BTW, we are now (almost) happy XSan users. I write "almost" because we have found that even XSan doesn't fully meet our needs for a stable and fault-tolerant storage solution, and I'm not talking about raid data mirroring, volume snapshots or other advanced topics: I just wish that in the rare occasion of a long electric blackout (so long that our UPS went off) the XSan storage should go automatically up when the power returns instead of staying there to look for some "lost" LUNs, clients and metadata controllers.
Ian
2006-11-13 23:34:40
Chris,


Actually you can do this and it works fine (but for only one LUN, so this won't work if you need to expand the storage, etc -- on the other hand, its great if you just need a way for your cluster to concurrently crunch on the same data for long streches of time, for instance.) However you have to be sure that no more than one server will mount the volume read-write at a time. If more than one has write access, then, as Sirenoidea points out, they will try to concurrently write to it in an uncontrolled fashion, and that will be very bad news. For our cluster, the fstabs are set up so that there is one priveleged master node with r/w access, and the rest are always read only.

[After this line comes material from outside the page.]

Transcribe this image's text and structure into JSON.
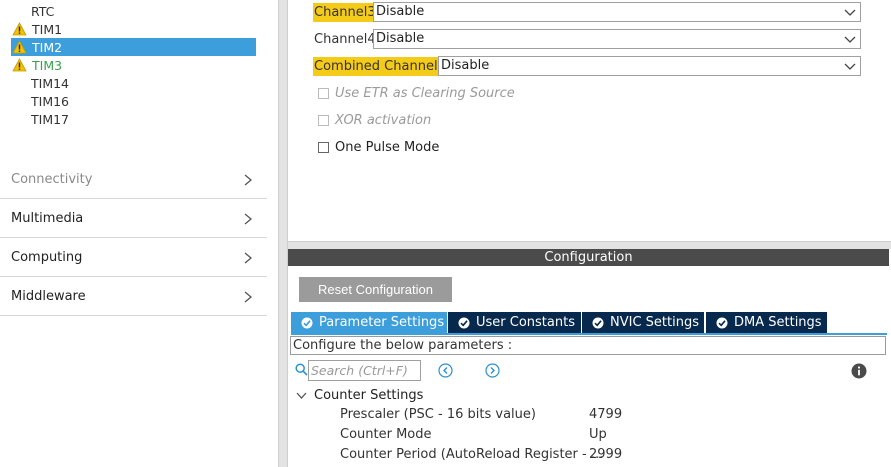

The other problem is that the servers won't see changes to the volume in real-time (I think that if they mount the RAID read-only, they don't expect the contents to change now and then -- I think they think it's just a giant CD-ROM or something!) The only way to make them aware of new or moved files on the RAID is to reboot them.


However this is not only not crazy, but in fact I know that they even do this internally at Apple here and there.


Marc Grubb
2006-11-14 14:22:32
A major thing to keep in mind is that Xsan is a *file system*. In addition to the recommended hardware, one must purchase the Xsan "software" for each Server (or Video workstation) which adds ACFS (Apple Clustered File System) to the supported File Systems in /System/Library/Filesystems. Calling anything else a SAN, IMO, misses the point.